“One God, Two Gods, Three Gods, more, How many Gods can you adore? Monotheism, Polytheism, Gods and Goddesses, How does one connect with the chosen deity?”
And it is a choice. How does one find a god or set of gods to believe in?
Most believers who have a faith in a deity or two are born into a religion, carrying on their parents chosen faith, which had probably been indoctrinated into them by their parents’ choice of religion, so it carries on from generation to generation.
Some folk grow up in a godless household but discover religion and faith themselves later in life. But how does one choose a religion to follow? Does one need a religion to follow? Could not one just believe in a deity without signing up to a religious group or organisation?
Being a part of a religion makes one feel included, as one is in good company, which is nice, comforting in fact, to be with like minded folk and even more so when one is dealing with invisible friends, such as a deity.
Being a solo worshipper, not signed up to any particular faith or religion, should be OK too. One does not need to go to a church, a temple, mosque or such place where an organised religion worships its god. Any relationship between a deity and a human being is a personal interaction between the two and one can still pray, adore, sing to a god when alone, and one can do this just as zealously alone as if one were in a congregation.
Perhaps in a one-to one worship one can concentrate more on one’s own devotions and say what one actually wants to say to a god, or perform a ritual that one feels would be more apt and that would aid in one’s connection to the chosen deity.
Not everybody knows how to talk to their god so attending a sermon of their organised religion may be the way for them to make that link. This way they can participate with others in a religious connection that is being led by somebody elected to lead such as a vicar, an imam and such like.
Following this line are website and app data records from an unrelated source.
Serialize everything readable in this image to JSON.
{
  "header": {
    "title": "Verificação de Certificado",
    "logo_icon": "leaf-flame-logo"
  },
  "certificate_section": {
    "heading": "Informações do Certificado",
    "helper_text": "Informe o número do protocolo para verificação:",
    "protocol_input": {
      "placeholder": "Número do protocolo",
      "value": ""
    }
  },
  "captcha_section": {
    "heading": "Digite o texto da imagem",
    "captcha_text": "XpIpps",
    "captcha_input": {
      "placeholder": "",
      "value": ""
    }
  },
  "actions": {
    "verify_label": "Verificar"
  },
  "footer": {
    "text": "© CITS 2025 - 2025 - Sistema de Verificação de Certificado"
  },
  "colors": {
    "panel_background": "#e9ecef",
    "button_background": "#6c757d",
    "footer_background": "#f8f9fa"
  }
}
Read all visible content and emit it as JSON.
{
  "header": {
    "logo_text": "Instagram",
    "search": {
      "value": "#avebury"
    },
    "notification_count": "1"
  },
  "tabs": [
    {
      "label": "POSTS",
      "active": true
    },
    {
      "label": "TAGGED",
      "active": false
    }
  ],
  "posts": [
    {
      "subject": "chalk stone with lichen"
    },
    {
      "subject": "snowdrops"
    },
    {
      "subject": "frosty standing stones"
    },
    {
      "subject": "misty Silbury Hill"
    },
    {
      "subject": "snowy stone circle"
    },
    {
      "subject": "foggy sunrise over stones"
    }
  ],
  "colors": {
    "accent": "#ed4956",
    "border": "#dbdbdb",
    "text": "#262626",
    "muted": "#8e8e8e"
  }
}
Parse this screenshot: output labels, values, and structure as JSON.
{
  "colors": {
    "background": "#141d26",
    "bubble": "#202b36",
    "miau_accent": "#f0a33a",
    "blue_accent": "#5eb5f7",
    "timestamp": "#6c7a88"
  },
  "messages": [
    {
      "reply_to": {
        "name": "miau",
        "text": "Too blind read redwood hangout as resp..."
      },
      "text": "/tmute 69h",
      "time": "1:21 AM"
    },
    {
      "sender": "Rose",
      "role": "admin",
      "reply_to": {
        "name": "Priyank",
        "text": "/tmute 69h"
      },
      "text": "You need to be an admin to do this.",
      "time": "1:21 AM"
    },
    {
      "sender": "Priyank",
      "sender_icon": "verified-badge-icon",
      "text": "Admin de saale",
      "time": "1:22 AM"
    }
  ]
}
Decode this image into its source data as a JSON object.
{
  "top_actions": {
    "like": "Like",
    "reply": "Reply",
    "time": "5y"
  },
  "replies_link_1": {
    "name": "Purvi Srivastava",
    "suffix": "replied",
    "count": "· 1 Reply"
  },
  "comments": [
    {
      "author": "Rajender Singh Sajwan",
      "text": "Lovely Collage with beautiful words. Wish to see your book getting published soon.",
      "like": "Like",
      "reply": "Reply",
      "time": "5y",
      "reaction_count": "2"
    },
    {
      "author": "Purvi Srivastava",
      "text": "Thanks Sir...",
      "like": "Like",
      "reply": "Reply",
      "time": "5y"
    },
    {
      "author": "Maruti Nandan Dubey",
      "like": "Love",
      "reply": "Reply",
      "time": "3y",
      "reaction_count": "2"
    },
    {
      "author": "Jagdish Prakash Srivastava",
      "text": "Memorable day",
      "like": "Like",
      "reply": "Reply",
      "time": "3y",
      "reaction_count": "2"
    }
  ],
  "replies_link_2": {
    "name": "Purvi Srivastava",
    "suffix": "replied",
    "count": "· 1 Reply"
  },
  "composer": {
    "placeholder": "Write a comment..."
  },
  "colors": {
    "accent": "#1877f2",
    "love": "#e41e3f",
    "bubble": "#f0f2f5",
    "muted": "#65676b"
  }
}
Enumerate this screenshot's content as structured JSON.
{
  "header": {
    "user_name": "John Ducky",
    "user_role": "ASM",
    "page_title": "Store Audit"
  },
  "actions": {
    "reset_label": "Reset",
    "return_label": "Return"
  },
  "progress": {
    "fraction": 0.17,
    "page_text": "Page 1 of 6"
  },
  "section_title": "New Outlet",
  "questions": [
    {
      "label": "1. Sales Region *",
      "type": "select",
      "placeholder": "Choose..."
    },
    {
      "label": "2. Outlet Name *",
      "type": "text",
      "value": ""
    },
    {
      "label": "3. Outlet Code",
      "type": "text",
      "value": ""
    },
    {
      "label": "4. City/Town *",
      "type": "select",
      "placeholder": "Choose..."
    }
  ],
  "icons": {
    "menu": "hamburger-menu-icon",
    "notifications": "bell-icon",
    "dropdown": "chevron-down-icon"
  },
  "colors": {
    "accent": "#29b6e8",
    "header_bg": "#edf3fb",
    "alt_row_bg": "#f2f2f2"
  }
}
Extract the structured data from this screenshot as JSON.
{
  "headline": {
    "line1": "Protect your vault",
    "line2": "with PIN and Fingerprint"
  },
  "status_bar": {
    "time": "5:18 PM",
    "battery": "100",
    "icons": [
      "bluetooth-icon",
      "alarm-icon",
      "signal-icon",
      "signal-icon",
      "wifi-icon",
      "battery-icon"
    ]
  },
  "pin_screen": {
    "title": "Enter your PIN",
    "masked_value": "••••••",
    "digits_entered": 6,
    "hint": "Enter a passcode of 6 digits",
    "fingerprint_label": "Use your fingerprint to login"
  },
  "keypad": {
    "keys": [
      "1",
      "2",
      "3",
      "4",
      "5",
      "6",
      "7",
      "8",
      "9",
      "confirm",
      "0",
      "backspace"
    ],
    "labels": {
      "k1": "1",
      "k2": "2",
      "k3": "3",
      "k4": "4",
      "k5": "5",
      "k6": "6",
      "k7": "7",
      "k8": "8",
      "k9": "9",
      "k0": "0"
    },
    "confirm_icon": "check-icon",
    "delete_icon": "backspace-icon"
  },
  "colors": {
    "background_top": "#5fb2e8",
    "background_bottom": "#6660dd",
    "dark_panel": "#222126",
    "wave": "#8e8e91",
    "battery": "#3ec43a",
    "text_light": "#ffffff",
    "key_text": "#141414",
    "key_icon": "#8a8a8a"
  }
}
Many of the older religions were polytheistic, many gods and goddesses in a pantheon all with their own attributes and duties, but all of them come from the Divine source, the Absolute, the Creator of all deity. In ancient Egypt the pantheon of gods and goddesses came forth from Amun the creator god, who brought the cosmos into existence then created his children, the gods and goddesses, to do the godly work whilst he disappeared into the background to do whatever it is Divine Creator Gods do.
In the Indian mythologies of Hinduism there is a hierarchy of gods and goddesses all being attributes if the supreme god, Brahma. And with so many gods and goddesses with their own duties and tasks in the divine creation, one can direct one’s worship and prayers to the ones that are more beneficent to one’s needs. In Hinduism a writer working on an article may direct their prayers for blessings and inspiration to the Lord Ganesha, the elephant headed god who is responsible for wisdom and writings amongst his many attributes.
So, should one find a deity that fits in with what one wants? I want to be a writer so should I just pray and adore a god associated with writing such as Lord Ganesha? Is that the right way to worship? Am I here to do a god’s work or is a god here to help me do mine?
The most important thing to think about in a relationship with a god (or more) is what exactly one wants, what one can give, what one accepts, because whatever type of a relationship one has whether it be with one god, two gods or more, that relationship should be for life.